[MATERIAL PROVIDED — start]
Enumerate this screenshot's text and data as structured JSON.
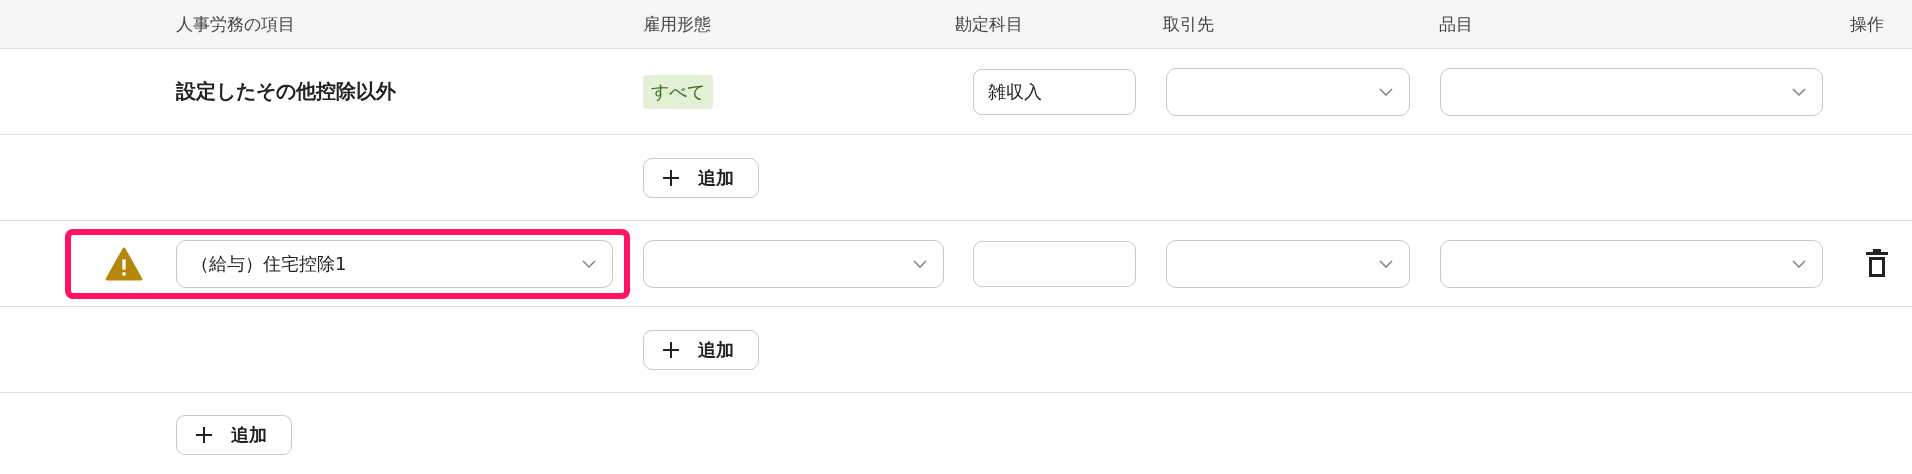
{
  "header": {
    "columns": [
      "人事労務の項目",
      "雇用形態",
      "勘定科目",
      "取引先",
      "品目",
      "操作"
    ]
  },
  "rows": [
    {
      "kind": "fixed",
      "item": "設定したその他控除以外",
      "employment_tag": "すべて",
      "account": "雑収入",
      "add_button": "追加"
    },
    {
      "kind": "custom",
      "item_select": "（給与）住宅控除1",
      "warning": true,
      "highlighted": true,
      "add_button": "追加"
    }
  ],
  "add_button": "追加"
}
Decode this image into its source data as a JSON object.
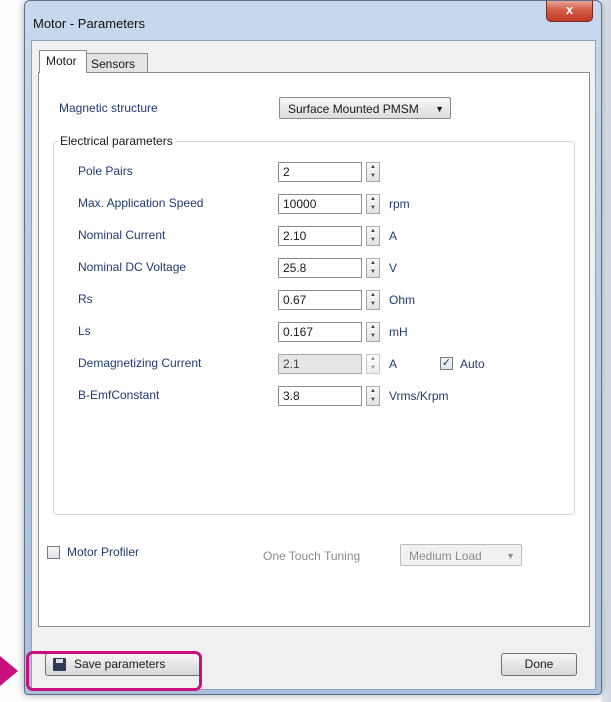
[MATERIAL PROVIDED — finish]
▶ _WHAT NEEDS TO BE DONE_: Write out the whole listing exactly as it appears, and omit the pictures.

▶ _RESPONSE_:
Enumerate this screenshot's text and data as structured JSON.
{
  "header": {
    "columns": [
      "人事労務の項目",
      "雇用形態",
      "勘定科目",
      "取引先",
      "品目",
      "操作"
    ]
  },
  "rows": [
    {
      "kind": "fixed",
      "item": "設定したその他控除以外",
      "employment_tag": "すべて",
      "account": "雑収入",
      "add_button": "追加"
    },
    {
      "kind": "custom",
      "item_select": "（給与）住宅控除1",
      "warning": true,
      "highlighted": true,
      "add_button": "追加"
    }
  ],
  "add_button": "追加"
}
Decode this image into its source data as a JSON object.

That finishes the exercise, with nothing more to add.